I’ve written often on this blog about my love of letters and the abiding magic of good things in the post. For someone who delights in receiving mail, I don’t write to others nearly often enough, so have gradually been gathering together lovely supplies to make it easier to scribble a pretty card or note in the moment I think of it, before life rushes on and the distracted hunt for a stamp or an envelope causes me to abandon my good intentions.
Harry too is becoming a man of letters, and has discovered the presence of the Royal Mail and the astonishing fact that letters, when posted into a box on our street, can be transported to far flung corners of the world in a matter of days (actually, in truth the time element has yet to be understood; Harry’s default expectation is that anything we post will reach it’s destination – wherever that may be – by teatime).
I’ve made Harry a Box of Letters which contains all sorts of lovely things for making and sending letters and cards to grandparents, family and friends – and even to us. It’s helping him with his writing and means we can distribute the growing pile of artwork somewhat more widely.. and also has the bonus of generating letters in reply, which he adores.
Here are some of the things in the modern man’s stationery bureau;
1. Enticing coloured crayons, pencils or pens. We love Giotto pencils which have an almost oil-pastel like vibrancy and creaminess and go on thickly and easily. They’re also triangular which helps with learning pencil grip, if you’re 4-5yrs old and facing such grown-up challenges.
2. Fun, bright stationery which doesn’t require much writing to fill it all up. I’ve given Harry a fistful of my Happy Notes which only need about a sentence-worth of concentration and heavy-breathing before they are full. I’ve also packed in a few of our home-made holiday postcards and some of Harry’s monogram stationery – again, just the right size for the attention-span of a small child.
3. Decorative paper tape and stickers to adorn envelopes and add a dash of flair. I also use the tape to hold the paper or cards in place whilst Harry writes and draws; with the flamboyance and heavy-handed pressure involved, it’s easy for them to skid and slip around unless I tack them lightly in place.
4. And my favourite… personalised stamps and fun stamps. I made some stamps for Harry using the Royal Mail Smilers service, and there are similar websites for the US and Canada which will allow you to upload photos and turn them into personalised stamps (lovely for a wedding or event as well as fun for kids). They’re fun to use and raise a smile when they arrive on the mat at their destination.

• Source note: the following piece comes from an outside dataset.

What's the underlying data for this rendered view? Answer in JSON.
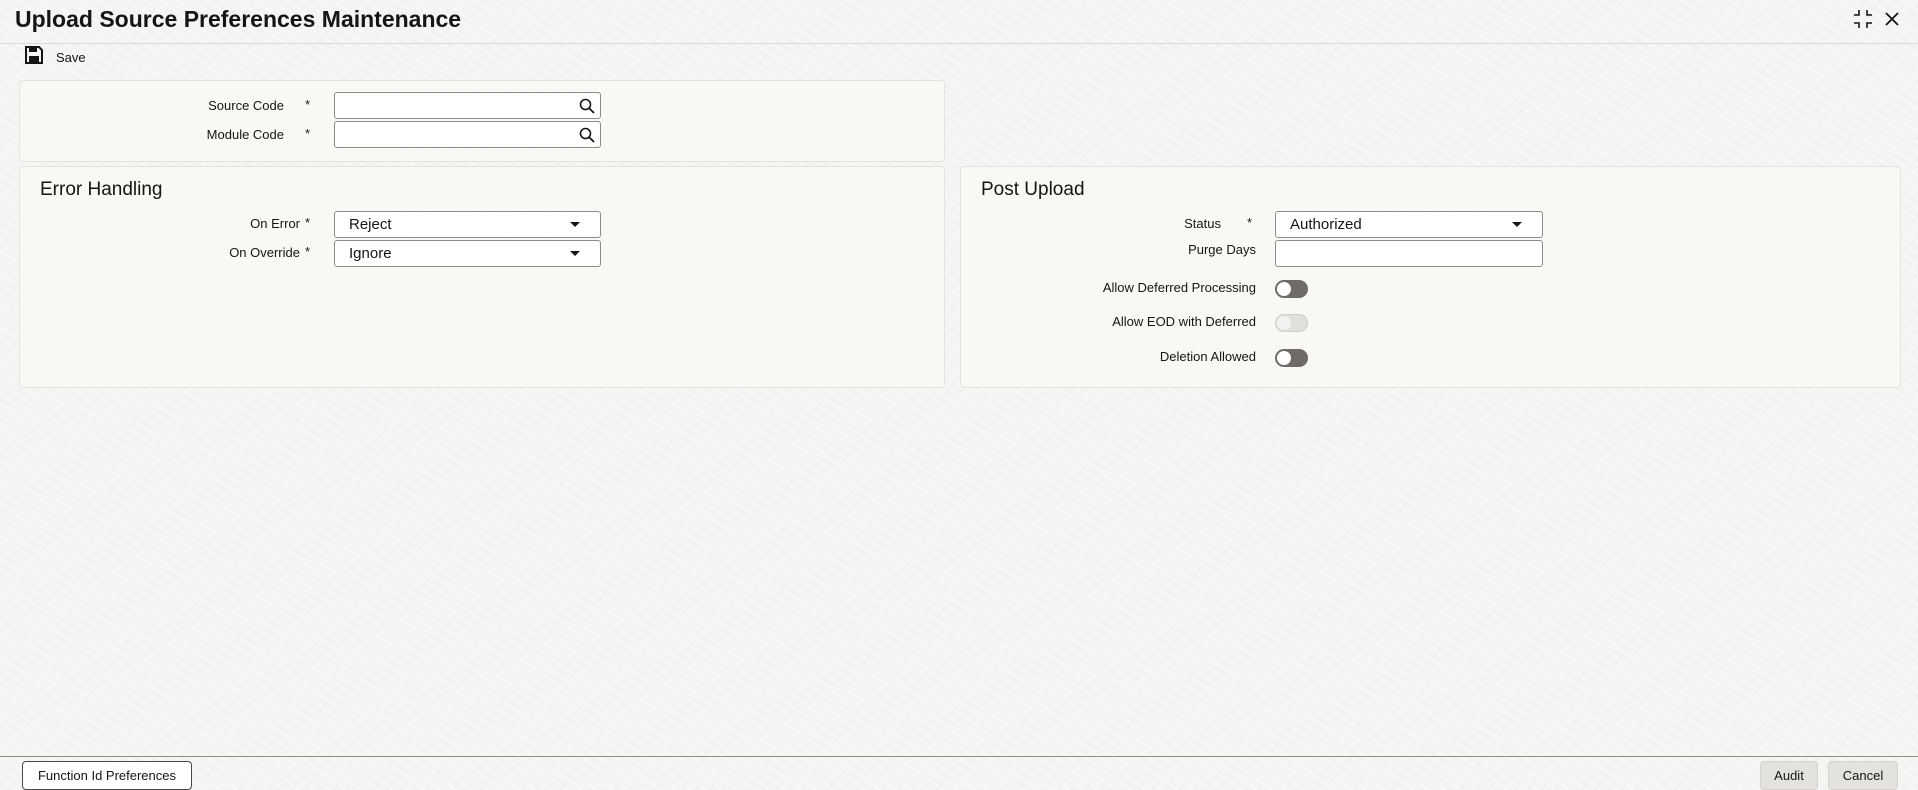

I made the storage box out of an old shoe box, and designed the picture below for the top (you can download a PDF printable below if you want to make your own). I found some cow-print paper in Harry’s art cupboard which I used to line the box and lid – and now we have our correspondence kit to hand for whenever inspiration strikes! I think one of these would make a lovely gift too for anyone young or old with a passion for stationery and lovely things; something to think about perhaps as Christmas stealthily approaches.
I’d love to know any other ideas for bits and bobs to include in Harry’s box or ways you’ve encouraged letter-writing and managed to avoid it becoming a tortuous semi-annual task after birthdays and Christmas; all tips welcome!
Have a wonderful weekend wherever you are and whatever you’re doing; we have a back-to-school party and a small family reunion to look forward to – and baking too; September sees the return of our Saturday Cake-in-the-House tradition; a glass of wine and a new recipe book await me this evening.